12. Be frugal. Learn how to budget your money, leave something for the rainy season. If you are wealthy back in the Philippines with millions of your parent’s or your own money, then this article is not for you. But if you are a middle class or rich and you want to make it on your own, you better be financially savvy. Stop showing off how ‘rich’ you were in the Philippines because you will only look phony. Here everyone is equal. It would not impress New Zealand. Notice how New Zealanders live a simple life. So keep it simple.
13. Do well in school. It is a common practice that students here take their studies for granted because for them, they are not here to study but to find work and get a permanent residency. I reiterate however that even if the immigration or your employer will not look at your grades the universe will one day reward you for your perseverance. Being a migrant means you have to work smart, meaning balance work and school and your life. If you cannot manage your time you have just proven yourself unworthy as a migrant and even as a person. At the end of the day, a job well done is its own reward.
14. Love your work. Love your work whatever it is. Some are lucky to have good jobs others are not. Most of us will start as cleaners or as room attendants, the work will be physically demanding. But whatever it is, leave the ‘attitude’ back home. Stop bragging and crying about how you do not know how to cook and clean because your househelp does that for you back in the Philippines blah blah blah! I heard a lot of this complaint about how demeaning their job is to them. These hypocrites pretend themselves rich back home.

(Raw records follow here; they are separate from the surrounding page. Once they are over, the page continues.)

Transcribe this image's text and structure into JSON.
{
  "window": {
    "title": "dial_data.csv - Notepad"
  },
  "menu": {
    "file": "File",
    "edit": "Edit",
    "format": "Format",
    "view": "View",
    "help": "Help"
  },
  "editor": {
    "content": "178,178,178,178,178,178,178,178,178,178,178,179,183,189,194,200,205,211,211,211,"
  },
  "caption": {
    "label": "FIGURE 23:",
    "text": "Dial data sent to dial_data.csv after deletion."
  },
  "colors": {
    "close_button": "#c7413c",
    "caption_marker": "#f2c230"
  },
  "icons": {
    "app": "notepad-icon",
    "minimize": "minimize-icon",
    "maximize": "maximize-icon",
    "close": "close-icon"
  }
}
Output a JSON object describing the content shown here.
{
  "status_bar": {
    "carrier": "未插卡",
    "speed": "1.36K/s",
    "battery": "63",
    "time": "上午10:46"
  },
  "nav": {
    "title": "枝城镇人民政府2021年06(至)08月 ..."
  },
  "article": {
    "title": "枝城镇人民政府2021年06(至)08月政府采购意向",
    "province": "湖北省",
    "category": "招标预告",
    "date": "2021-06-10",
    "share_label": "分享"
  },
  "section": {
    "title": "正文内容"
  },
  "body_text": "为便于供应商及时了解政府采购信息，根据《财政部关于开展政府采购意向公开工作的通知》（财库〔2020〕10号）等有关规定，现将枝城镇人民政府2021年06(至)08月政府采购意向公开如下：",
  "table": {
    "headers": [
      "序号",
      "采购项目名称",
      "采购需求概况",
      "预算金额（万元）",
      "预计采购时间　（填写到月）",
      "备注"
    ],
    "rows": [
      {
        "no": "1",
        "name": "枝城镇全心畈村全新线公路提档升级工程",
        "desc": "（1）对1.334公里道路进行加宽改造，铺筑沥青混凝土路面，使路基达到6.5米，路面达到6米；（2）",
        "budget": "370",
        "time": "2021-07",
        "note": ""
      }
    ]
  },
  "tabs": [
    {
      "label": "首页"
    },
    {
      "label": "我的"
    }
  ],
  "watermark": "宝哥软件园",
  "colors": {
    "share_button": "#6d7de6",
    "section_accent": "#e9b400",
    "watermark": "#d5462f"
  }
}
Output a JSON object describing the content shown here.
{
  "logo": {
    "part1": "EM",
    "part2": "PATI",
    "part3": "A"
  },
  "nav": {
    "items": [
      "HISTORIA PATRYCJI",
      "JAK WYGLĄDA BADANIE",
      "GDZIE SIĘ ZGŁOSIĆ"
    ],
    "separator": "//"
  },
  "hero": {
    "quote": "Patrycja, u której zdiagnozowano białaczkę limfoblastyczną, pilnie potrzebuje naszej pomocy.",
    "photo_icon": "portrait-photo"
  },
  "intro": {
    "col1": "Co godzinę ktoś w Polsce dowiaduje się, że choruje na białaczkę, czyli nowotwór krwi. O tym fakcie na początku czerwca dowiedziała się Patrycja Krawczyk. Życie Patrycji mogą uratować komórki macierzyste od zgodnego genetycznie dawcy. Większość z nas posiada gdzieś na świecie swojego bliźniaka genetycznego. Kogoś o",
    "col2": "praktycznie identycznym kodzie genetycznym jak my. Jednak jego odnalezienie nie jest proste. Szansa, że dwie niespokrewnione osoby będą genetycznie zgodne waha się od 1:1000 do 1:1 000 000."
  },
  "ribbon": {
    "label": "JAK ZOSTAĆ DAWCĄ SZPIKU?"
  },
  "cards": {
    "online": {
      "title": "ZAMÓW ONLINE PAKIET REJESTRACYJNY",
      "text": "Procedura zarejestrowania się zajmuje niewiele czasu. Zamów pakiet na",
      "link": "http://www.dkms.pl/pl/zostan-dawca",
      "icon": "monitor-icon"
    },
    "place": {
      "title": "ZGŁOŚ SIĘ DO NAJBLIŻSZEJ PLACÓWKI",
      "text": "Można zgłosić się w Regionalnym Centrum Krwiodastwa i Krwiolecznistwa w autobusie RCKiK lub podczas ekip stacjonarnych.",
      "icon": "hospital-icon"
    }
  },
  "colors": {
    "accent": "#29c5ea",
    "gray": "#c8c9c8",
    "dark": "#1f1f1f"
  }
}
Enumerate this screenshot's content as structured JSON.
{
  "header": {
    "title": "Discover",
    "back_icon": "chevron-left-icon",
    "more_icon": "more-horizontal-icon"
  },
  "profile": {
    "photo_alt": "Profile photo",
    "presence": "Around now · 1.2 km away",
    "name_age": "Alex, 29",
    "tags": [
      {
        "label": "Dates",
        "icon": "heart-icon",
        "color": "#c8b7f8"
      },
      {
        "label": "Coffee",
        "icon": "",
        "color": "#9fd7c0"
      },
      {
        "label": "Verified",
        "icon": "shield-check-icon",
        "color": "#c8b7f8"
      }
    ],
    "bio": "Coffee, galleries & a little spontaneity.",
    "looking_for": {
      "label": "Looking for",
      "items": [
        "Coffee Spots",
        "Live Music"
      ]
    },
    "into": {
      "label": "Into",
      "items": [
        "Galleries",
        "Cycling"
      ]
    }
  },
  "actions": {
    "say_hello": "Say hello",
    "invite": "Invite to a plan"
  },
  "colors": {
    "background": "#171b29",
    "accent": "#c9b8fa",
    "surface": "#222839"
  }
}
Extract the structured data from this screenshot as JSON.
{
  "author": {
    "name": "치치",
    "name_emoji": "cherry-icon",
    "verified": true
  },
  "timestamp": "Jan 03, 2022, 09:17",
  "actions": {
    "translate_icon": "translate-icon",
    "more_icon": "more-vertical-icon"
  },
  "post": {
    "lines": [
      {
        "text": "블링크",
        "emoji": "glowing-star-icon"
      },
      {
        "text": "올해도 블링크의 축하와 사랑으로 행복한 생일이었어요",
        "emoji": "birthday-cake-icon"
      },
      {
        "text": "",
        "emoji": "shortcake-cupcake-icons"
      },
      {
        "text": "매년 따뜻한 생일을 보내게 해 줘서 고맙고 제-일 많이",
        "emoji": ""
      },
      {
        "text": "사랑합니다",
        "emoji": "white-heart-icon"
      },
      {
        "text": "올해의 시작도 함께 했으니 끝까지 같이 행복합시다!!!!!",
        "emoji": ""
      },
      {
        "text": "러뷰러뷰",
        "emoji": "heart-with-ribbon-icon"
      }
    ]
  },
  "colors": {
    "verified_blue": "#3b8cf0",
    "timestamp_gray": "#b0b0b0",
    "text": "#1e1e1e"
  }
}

15. Maintain communication with family back home. This is very essential. Our families back home are our moral support. They are the only ones who know us, who understand our core personalities and the very essence of why we are here. Successful or not, they will be there behind us all the way. So love your family, resist the temptation of ‘friends’ who want to take away your time from them. Be faithful to your spouse, your family, your loved one. It is not just morally right but it will keep you grounded with a clear conscience. It always feels good to have our family and loved ones support us.
16. Practice minimalism. “Don’t carry what you do not need, in your pocket, in your home, in your heart.” I love this quote from Joshua Becker. You will be relocating from one place to the next as you look for a job or look for a more convenient place to live. It will be time and energy consuming to pack so much stuff that you do not need. Carry only what you need, and I really mean only the basic necessities. A medium-size or large luggage and a hand-carried luggage are enough. If you only have few clothes and shoes, you save yourself plenty of time from dressing up and packing up if necessary. I love the idea of simplicity. It is convenient and money-saving too.
17. Exercise. You can do yoga stretching at home. You can also run alone, with friends and or sign-up for scheduled runs. There are a number of them. The cheapest way to exercise however, is to walk. New Zealand is a picturesque country, where you can enjoy the beauty, smelling the proverbial roses while you walk to and from your destination. It is clean and relatively pollution free. Exercising will fine tune your body as it eases out the tension of the muscles that are laden with the stress and anxiety of an international student’s life.
So have fun, be discerning, and focus on your goals and see you to the fulfillment of our next goal – the work visa.